Task objective: Below are some entries. Count how many of their lines include "iDetail", then give that number only.

Recorded data:
== Segment start ==

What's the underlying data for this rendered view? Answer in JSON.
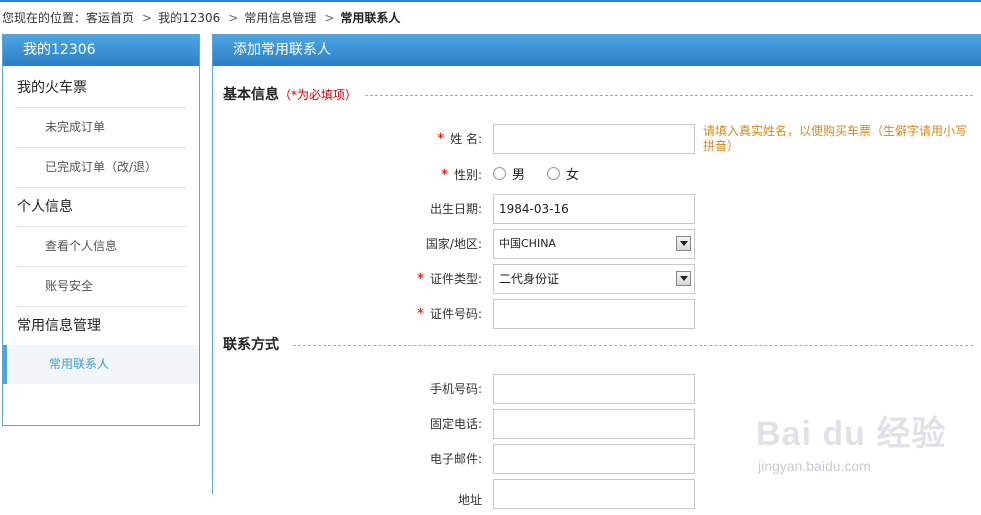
{
  "breadcrumb": {
    "prefix": "您现在的位置：",
    "items": [
      "客运首页",
      "我的12306",
      "常用信息管理"
    ],
    "current": "常用联系人",
    "separator": ">"
  },
  "sidebar": {
    "title": "我的12306",
    "groups": [
      {
        "label": "我的火车票",
        "items": [
          "未完成订单",
          "已完成订单（改/退）"
        ]
      },
      {
        "label": "个人信息",
        "items": [
          "查看个人信息",
          "账号安全"
        ]
      },
      {
        "label": "常用信息管理",
        "items": [
          "常用联系人"
        ]
      }
    ],
    "active_item": "常用联系人"
  },
  "main": {
    "title": "添加常用联系人",
    "basic_section": {
      "title": "基本信息",
      "note": "（*为必填项）"
    },
    "contact_section": {
      "title": "联系方式"
    },
    "required_mark": "*",
    "fields": {
      "name": {
        "label": "姓 名:",
        "value": "",
        "hint": "请填入真实姓名，以便购买车票（生僻字请用小写拼音）"
      },
      "gender": {
        "label": "性别:",
        "options": [
          "男",
          "女"
        ],
        "selected": null
      },
      "birth": {
        "label": "出生日期:",
        "value": "1984-03-16"
      },
      "country": {
        "label": "国家/地区:",
        "value": "中国CHINA"
      },
      "id_type": {
        "label": "证件类型:",
        "value": "二代身份证"
      },
      "id_number": {
        "label": "证件号码:",
        "value": ""
      },
      "mobile": {
        "label": "手机号码:",
        "value": ""
      },
      "phone": {
        "label": "固定电话:",
        "value": ""
      },
      "email": {
        "label": "电子邮件:",
        "value": ""
      },
      "address": {
        "label": "地址",
        "value": ""
      }
    }
  },
  "watermark": {
    "logo": "Bai du 经验",
    "url": "jingyan.baidu.com"
  },
  "colors": {
    "accent": "#2f82c2",
    "required": "#cc0000",
    "hint": "#d48a1a",
    "active_link": "#3aa0c8"
  }
}
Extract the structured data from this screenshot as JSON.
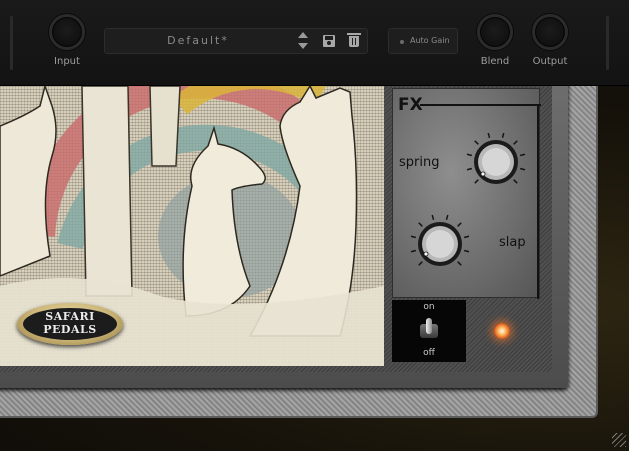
{
  "header": {
    "input_label": "Input",
    "preset_name": "Default*",
    "auto_gain_label": "Auto Gain",
    "blend_label": "Blend",
    "output_label": "Output"
  },
  "logo": {
    "line1": "SAFARI",
    "line2": "PEDALS"
  },
  "fx": {
    "title": "FX",
    "spring_label": "spring",
    "slap_label": "slap",
    "toggle_on": "on",
    "toggle_off": "off"
  },
  "colors": {
    "top_bar": "#161616",
    "led": "#ff8a3a",
    "fx_plate": "#7a7a7a"
  },
  "icons": {
    "preset_step": "chevron-up-down-icon",
    "save": "save-icon",
    "delete": "trash-icon",
    "resize": "resize-grip-icon"
  }
}
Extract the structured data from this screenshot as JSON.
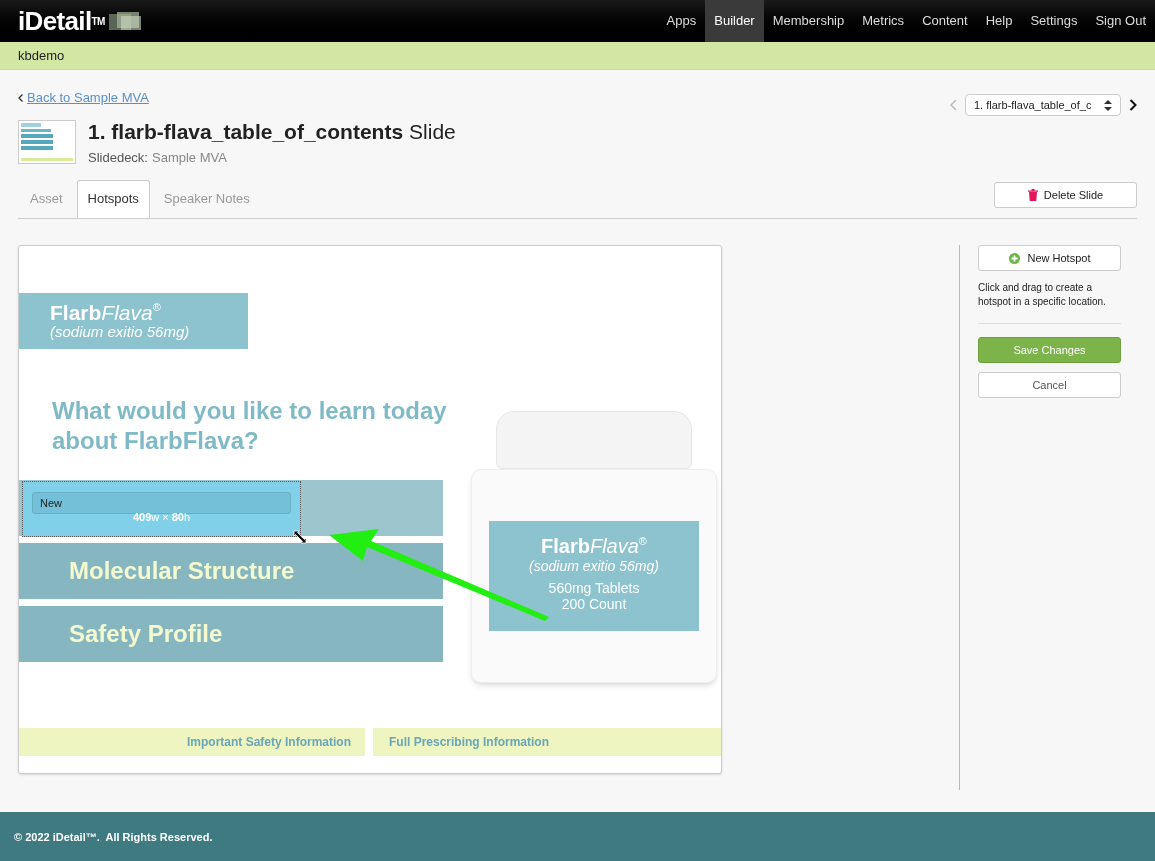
{
  "brand": {
    "name": "iDetail",
    "mark": "TM"
  },
  "nav": [
    {
      "label": "Apps",
      "selected": false
    },
    {
      "label": "Builder",
      "selected": true
    },
    {
      "label": "Membership",
      "selected": false
    },
    {
      "label": "Metrics",
      "selected": false
    },
    {
      "label": "Content",
      "selected": false
    },
    {
      "label": "Help",
      "selected": false
    },
    {
      "label": "Settings",
      "selected": false
    },
    {
      "label": "Sign Out",
      "selected": false
    }
  ],
  "account": "kbdemo",
  "back_link": "Back to Sample MVA",
  "slide_select": {
    "value": "1. flarb-flava_table_of_c"
  },
  "title": {
    "name": "1. flarb-flava_table_of_contents",
    "suffix": "Slide"
  },
  "subtitle": {
    "label": "Slidedeck:",
    "value": "Sample MVA"
  },
  "tabs": [
    {
      "label": "Asset",
      "selected": false
    },
    {
      "label": "Hotspots",
      "selected": true
    },
    {
      "label": "Speaker Notes",
      "selected": false
    }
  ],
  "delete_button": "Delete Slide",
  "slide": {
    "logo": {
      "bold": "Flarb",
      "light": "Flava",
      "mark": "®",
      "sub": "(sodium exitio 56mg)"
    },
    "question": "What would you like to learn today about FlarbFlava?",
    "menu": [
      "Molecular Structure",
      "Safety Profile"
    ],
    "bottle": {
      "bold": "Flarb",
      "light": "Flava",
      "mark": "®",
      "sub": "(sodium exitio 56mg)",
      "line1": "560mg Tablets",
      "line2": "200 Count"
    },
    "footer_links": [
      "Important Safety Information",
      "Full Prescribing Information"
    ]
  },
  "hotspot": {
    "label": "New",
    "size": "**409**w × **80**h"
  },
  "sidebar": {
    "new_button": "New Hotspot",
    "hint": "Click and drag to create a hotspot in a specific location.",
    "save_button": "Save Changes",
    "cancel_button": "Cancel"
  },
  "footer": "© 2022 iDetail™.  All Rights Reserved."
}
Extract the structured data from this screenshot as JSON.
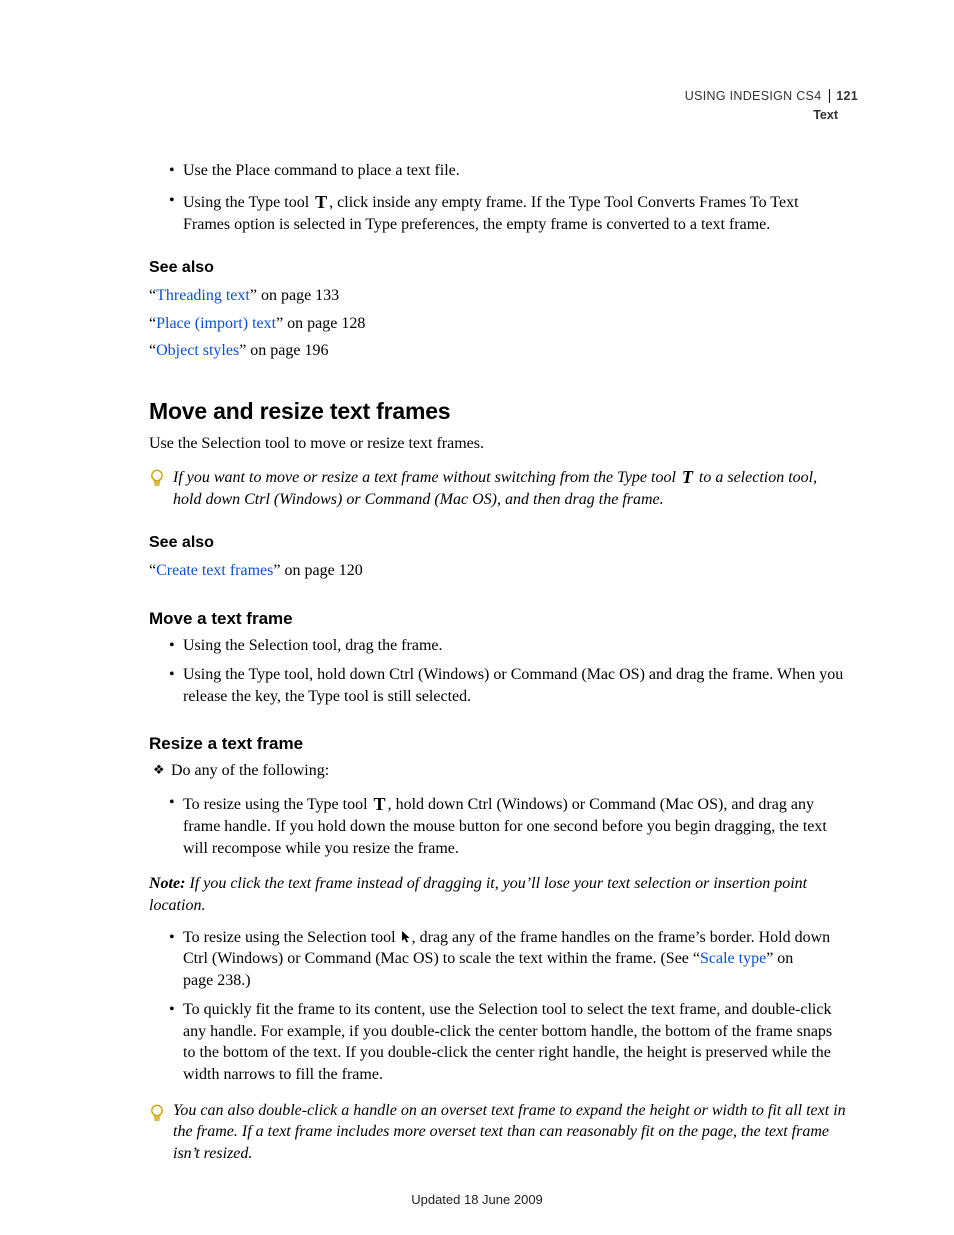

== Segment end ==

Problem solution: 2